We compiled our own small collection of sacred places from around the world that will probably make you reconsider your next travel destination.
Milan Cathedral in Milan, Italy
It’s the largest Gothic cathedral and the second largest Catholic cathedral in the world. Its roof line dissolves into openwork pinnacles that are punctuated by a grove of spires, topped with statues that overlook the city. This
Gothic marvel took nearly six centuries to complete.
Paro Taktsang Location in Paro Valley, Bhutan
This Buddhist sacred site lies on the edge of a cliff at a height of 10,236 feet. According to local legend, an Indian guru came to the cliff on the back of a tigress. ’Taktsang’ literally means ’tiger’s nest.’
Sheikh Zayed Grand Mosque in Abu Dhabi, UAE
This mosque can easily fit over 40,000 worshipers at the same time. It features 82 domes of Moroccan design and 1,000 columns, all decorated with white marble and other semi-precious stones. The world’s largest hand-knotted carpet covers the floor of the main prayer hall.
Hallgrímskirkja church in Reykjavík, Iceland
This Lutheran church is the largest church in Iceland and the sixth tallest architectural structure in the country. Hallgrímskirkja church is located in the heart of Reykjavík and it can be seen from every part of the city.
The Lotus Temple in New Delhi, India
For Indian people, the lotus represents purity and peace. The Lotus temple in New Delhi is one of the most visited buildings in the world.
Las Lajas Sanctuary in Nariño, Colombia
The neo-Gothic basilica church stands on a 130-feet tall bridge built over the Guaitara river. Two Franciscan religious communities from Colombia and Ecuador carry the pastoral care of the sanctuary, thus symbolizing the peace and unity between the two South American peoples.
The Kamppi Chapel in Helsinki, Finland
Also known as the ’Chapel of silence,’ this site is designed to be a calm place where anyone, irrespective of their religious and political views, can have a moment of silence. They don’t hold any regular church services in here, so one can just escape the busiest area of the city and enjoy a peaceful moment in the eco-friendly environment.
Angkor Wat in Siem Reap Province, Cambodia
Angkor Wat literally means ’city of temples.’ It really is the whole city — this temple complex is the largest religious monument in the world, with the site measuring 1,626,000 square meters. It was constructed as a Hindu temple for the Khmer Empire and gradually transformed into a Buddhist temple.
The Pilgrimage Church of the Assumption of Mary on Bled Island, Slovenia
This church is located on the only island in Slovenia. To get inside, you need to rent a boat and climb 99 stone stairs.
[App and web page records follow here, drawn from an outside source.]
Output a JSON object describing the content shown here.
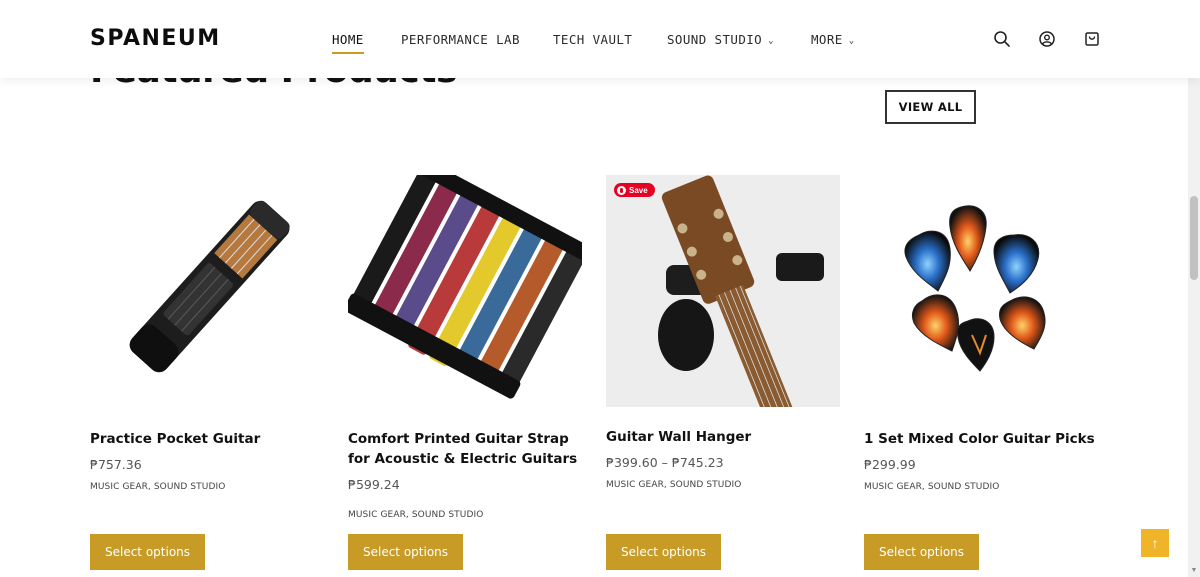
{
  "brand": {
    "logo": "SPANEUM",
    "accent": "#c79b25"
  },
  "nav": {
    "items": [
      {
        "label": "HOME",
        "active": true,
        "dropdown": false
      },
      {
        "label": "PERFORMANCE LAB",
        "active": false,
        "dropdown": false
      },
      {
        "label": "TECH VAULT",
        "active": false,
        "dropdown": false
      },
      {
        "label": "SOUND STUDIO",
        "active": false,
        "dropdown": true
      },
      {
        "label": "MORE",
        "active": false,
        "dropdown": true
      }
    ],
    "icons": [
      "search-icon",
      "user-icon",
      "cart-icon"
    ]
  },
  "section": {
    "title": "Featured Products",
    "view_all": "VIEW ALL"
  },
  "products": [
    {
      "title": "Practice Pocket Guitar",
      "price": "₱757.36",
      "categories": "MUSIC GEAR, SOUND STUDIO",
      "button": "Select options"
    },
    {
      "title": "Comfort Printed Guitar Strap for Acoustic & Electric Guitars",
      "price": "₱599.24",
      "categories": "MUSIC GEAR, SOUND STUDIO",
      "button": "Select options"
    },
    {
      "title": "Guitar Wall Hanger",
      "price": "₱399.60 – ₱745.23",
      "categories": "MUSIC GEAR, SOUND STUDIO",
      "button": "Select options",
      "badge": "Save"
    },
    {
      "title": "1 Set Mixed Color Guitar Picks",
      "price": "₱299.99",
      "categories": "MUSIC GEAR, SOUND STUDIO",
      "button": "Select options"
    }
  ],
  "scroll_top_icon": "arrow-up-icon"
}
The United States Air Force Academy Cadet Chapel in Colorado, USA
This unique chapel is considered to be a classic example of modernist architecture. The chapel was designed to house several religious groups and denominations, so Protestant, Catholic, Jewish, Buddhist, and Islamic services can be held simultaneously here. Each chapel has its own entrance.
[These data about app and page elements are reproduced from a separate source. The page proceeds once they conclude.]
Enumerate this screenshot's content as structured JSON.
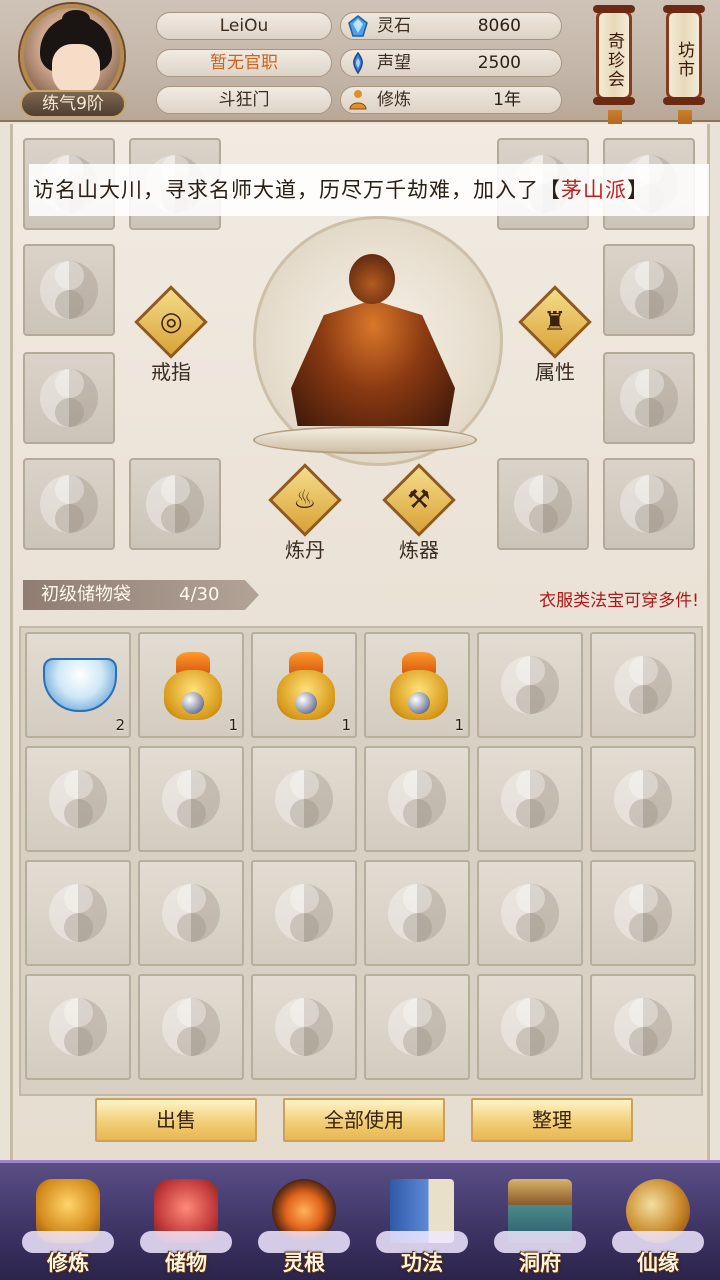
{
  "player": {
    "name": "LeiOu",
    "official_rank": "暂无官职",
    "sect_name": "斗狂门",
    "level": "练气9阶"
  },
  "resources": [
    {
      "icon": "spirit-stone-icon",
      "label": "灵石",
      "value": "8060"
    },
    {
      "icon": "reputation-icon",
      "label": "声望",
      "value": "2500"
    },
    {
      "icon": "cultivation-icon",
      "label": "修炼",
      "value": "1年"
    }
  ],
  "top_buttons": {
    "treasure_hall": "奇珍会",
    "market": "坊市"
  },
  "banner": {
    "text": "访名山大川，寻求名师大道，历尽万千劫难，加入了【",
    "sect": "茅山派",
    "suffix": "】"
  },
  "functions": {
    "ring": "戒指",
    "attributes": "属性",
    "alchemy": "炼丹",
    "forging": "炼器"
  },
  "bag": {
    "name": "初级储物袋",
    "count": "4/30",
    "hint": "衣服类法宝可穿多件!",
    "items": [
      {
        "icon": "tea-bowl-icon",
        "qty": "2"
      },
      {
        "icon": "gold-pouch-icon",
        "qty": "1"
      },
      {
        "icon": "gold-pouch-icon",
        "qty": "1"
      },
      {
        "icon": "gold-pouch-icon",
        "qty": "1"
      }
    ]
  },
  "actions": {
    "sell": "出售",
    "use_all": "全部使用",
    "sort": "整理"
  },
  "nav": [
    {
      "icon": "cultivate-icon",
      "label": "修炼"
    },
    {
      "icon": "storage-icon",
      "label": "储物"
    },
    {
      "icon": "spirit-root-icon",
      "label": "灵根"
    },
    {
      "icon": "technique-icon",
      "label": "功法"
    },
    {
      "icon": "cave-icon",
      "label": "洞府"
    },
    {
      "icon": "fortune-icon",
      "label": "仙缘"
    }
  ],
  "colors": {
    "accent_gold": "#f1cf78",
    "sect_red": "#c21f1f",
    "official_orange": "#d0621b",
    "hint_red": "#b41616",
    "nav_purple": "#3c3363"
  }
}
Paoay Church in Ilocos Norte, Philippines
This church is a great example of the Spanish colonial earthquake baroque architecture preserved in the Philippines.
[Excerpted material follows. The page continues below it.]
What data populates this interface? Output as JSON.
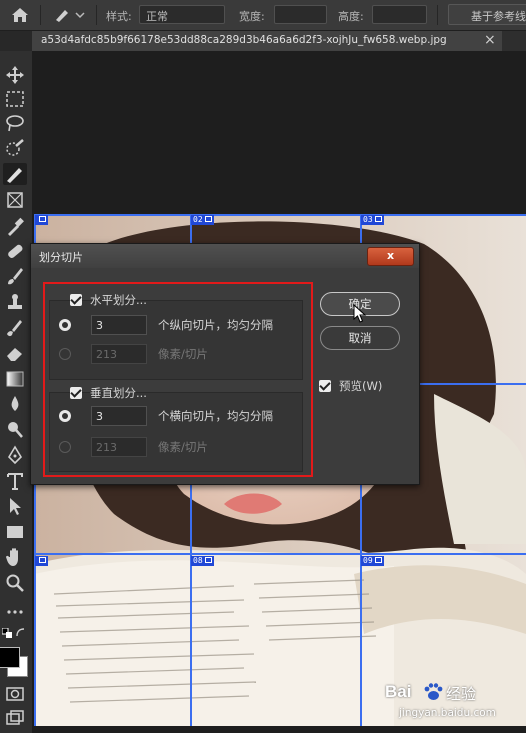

The Metropolitan Cathedral of Saint Patrick in Melbourne, Australia
St Patrick’s Cathedral is the tallest and the largest church building in Australia.